The PA profession arose in the 1960s, when highly skilled Navy corpsman were coming home from deployments with advanced medical skills, but were unable to find employment. Dr. Eugene Stead, of Duke University Medical Center, created the physician assistant curriculum based on the accelerated training of doctors during WWII, and thus the profession was born. 

Today, there are now more than 123,000 certified PAs in the United States. They can be found working in nearly every specialty, with most PAs choosing to go into primary care, surgical subspecialties coming up a close second, followed by emergency medicine. 

I’ve been a PA at South Shore Medical Center for four years, and know many patients have questions about what I do in my role.

Here are some answers to common questions I hear from new patients.

What is a PA’s training?
PA school is sometimes referred to as “three quarters of medical school in half the time.”

It is a graduate program, usually structured as a year of intensive classroom study across a wide variety of medical topics, followed by clinical rotations in which aspiring PAs get a full year (or more) of hands-on patient care experience.

PAs are exposed to every medical setting: ER, primary care, inpatient, psychiatry, women’s health, and more, and get to participate in the full spectrum of patient care. 

What’s the difference between a PA and an MD?
Our schooling provides PAs great training and experience, but our depth of education doesn’t quite match that of doctors. We also cannot practice without the supervision of a doctor, except in very rare cases like rural and remote clinics. We cannot perform surgery, but we can assist in it. We review cases and charts with our supervising physician and are meant to be an extension of their practice, not a replacement for it. 

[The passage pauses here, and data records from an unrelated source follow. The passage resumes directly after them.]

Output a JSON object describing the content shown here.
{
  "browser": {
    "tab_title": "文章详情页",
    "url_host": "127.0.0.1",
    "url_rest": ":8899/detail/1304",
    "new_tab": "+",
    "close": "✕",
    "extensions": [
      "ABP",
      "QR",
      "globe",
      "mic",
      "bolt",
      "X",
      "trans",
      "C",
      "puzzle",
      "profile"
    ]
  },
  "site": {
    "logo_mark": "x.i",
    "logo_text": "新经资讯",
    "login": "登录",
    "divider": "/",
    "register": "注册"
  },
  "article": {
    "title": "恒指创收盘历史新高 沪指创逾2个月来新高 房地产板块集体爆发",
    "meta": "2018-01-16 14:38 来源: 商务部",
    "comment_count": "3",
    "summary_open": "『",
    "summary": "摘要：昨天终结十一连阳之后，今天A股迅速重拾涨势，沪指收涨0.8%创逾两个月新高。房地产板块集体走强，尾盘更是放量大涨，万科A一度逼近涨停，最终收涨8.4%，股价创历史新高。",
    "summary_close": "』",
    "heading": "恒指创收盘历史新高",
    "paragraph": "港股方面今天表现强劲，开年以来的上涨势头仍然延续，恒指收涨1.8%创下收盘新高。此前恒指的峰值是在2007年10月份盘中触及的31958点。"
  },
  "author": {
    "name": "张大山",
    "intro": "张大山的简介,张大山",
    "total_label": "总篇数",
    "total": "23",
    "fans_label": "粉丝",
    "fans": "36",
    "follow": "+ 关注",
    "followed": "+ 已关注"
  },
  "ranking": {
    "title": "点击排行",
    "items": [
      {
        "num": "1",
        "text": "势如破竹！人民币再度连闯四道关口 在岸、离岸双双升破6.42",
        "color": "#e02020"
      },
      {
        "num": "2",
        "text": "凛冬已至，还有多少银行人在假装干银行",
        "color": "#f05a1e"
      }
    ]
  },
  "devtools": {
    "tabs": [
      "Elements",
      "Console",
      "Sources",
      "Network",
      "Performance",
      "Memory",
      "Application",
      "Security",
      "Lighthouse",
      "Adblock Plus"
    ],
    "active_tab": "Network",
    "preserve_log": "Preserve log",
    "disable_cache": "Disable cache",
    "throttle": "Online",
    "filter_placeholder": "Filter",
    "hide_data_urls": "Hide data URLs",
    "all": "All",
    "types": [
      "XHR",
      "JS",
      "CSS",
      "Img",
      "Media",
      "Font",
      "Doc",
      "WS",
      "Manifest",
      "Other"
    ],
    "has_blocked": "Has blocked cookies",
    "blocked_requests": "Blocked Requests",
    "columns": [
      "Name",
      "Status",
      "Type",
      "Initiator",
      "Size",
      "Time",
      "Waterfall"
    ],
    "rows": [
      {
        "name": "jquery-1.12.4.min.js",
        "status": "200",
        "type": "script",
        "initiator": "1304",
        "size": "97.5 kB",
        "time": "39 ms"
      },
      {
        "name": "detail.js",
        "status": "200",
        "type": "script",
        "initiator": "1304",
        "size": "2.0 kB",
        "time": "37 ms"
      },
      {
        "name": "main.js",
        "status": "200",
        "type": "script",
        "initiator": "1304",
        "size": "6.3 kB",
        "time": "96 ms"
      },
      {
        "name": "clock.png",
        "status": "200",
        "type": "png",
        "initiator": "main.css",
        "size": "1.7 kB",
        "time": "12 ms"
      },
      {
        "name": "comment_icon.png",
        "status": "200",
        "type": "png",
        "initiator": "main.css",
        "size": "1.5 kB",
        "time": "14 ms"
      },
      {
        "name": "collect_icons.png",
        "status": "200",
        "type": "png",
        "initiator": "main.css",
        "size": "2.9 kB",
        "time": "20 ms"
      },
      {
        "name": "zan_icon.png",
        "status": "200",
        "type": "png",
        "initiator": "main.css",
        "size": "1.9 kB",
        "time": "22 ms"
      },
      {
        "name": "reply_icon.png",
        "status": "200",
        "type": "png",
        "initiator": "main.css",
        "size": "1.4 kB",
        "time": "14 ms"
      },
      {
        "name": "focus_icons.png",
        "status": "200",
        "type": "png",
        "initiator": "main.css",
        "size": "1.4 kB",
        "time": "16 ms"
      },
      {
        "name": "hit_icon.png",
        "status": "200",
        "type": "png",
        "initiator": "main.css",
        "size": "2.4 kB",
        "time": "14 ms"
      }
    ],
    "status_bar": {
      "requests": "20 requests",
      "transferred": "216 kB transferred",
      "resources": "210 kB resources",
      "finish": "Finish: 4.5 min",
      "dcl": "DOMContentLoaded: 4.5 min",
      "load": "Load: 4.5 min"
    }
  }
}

What does a PA do?
Here at South Shore Health, PAs see patients and make medical decisions autonomously, but we always have our supervising physicians to collaborate with, in a collegial, team-based model.

Physician assistants work with supervising physicians to:

  • Provide preventive care 
  • Admit and discharge patients 
  • Provide care in the emergency department 
  • Assist in surgery 
  • Consult with specialists
  • And much more 


What role do PAs play at South Shore Medical Center?
Physician assistants work closely with your South Shore Medical Center doctors as part of your primary care team. Typically, each doctor works with a specific PA or NP, so patients can build a relationship with both providers. We tend to have a little more flexibility in our schedules for sick visits, so if you need a last-minute appointment, you’ll often end up seeing a PA or NP. You can always follow up with your primary care physician if you have more questions.

You may worry that you’re missing out by not seeing your doctor every time you visit, but physician assistants and other advanced practice clinicians are an important part of your care team, and are always there to support your health.

To learn more about primary care at South Shore Health, click here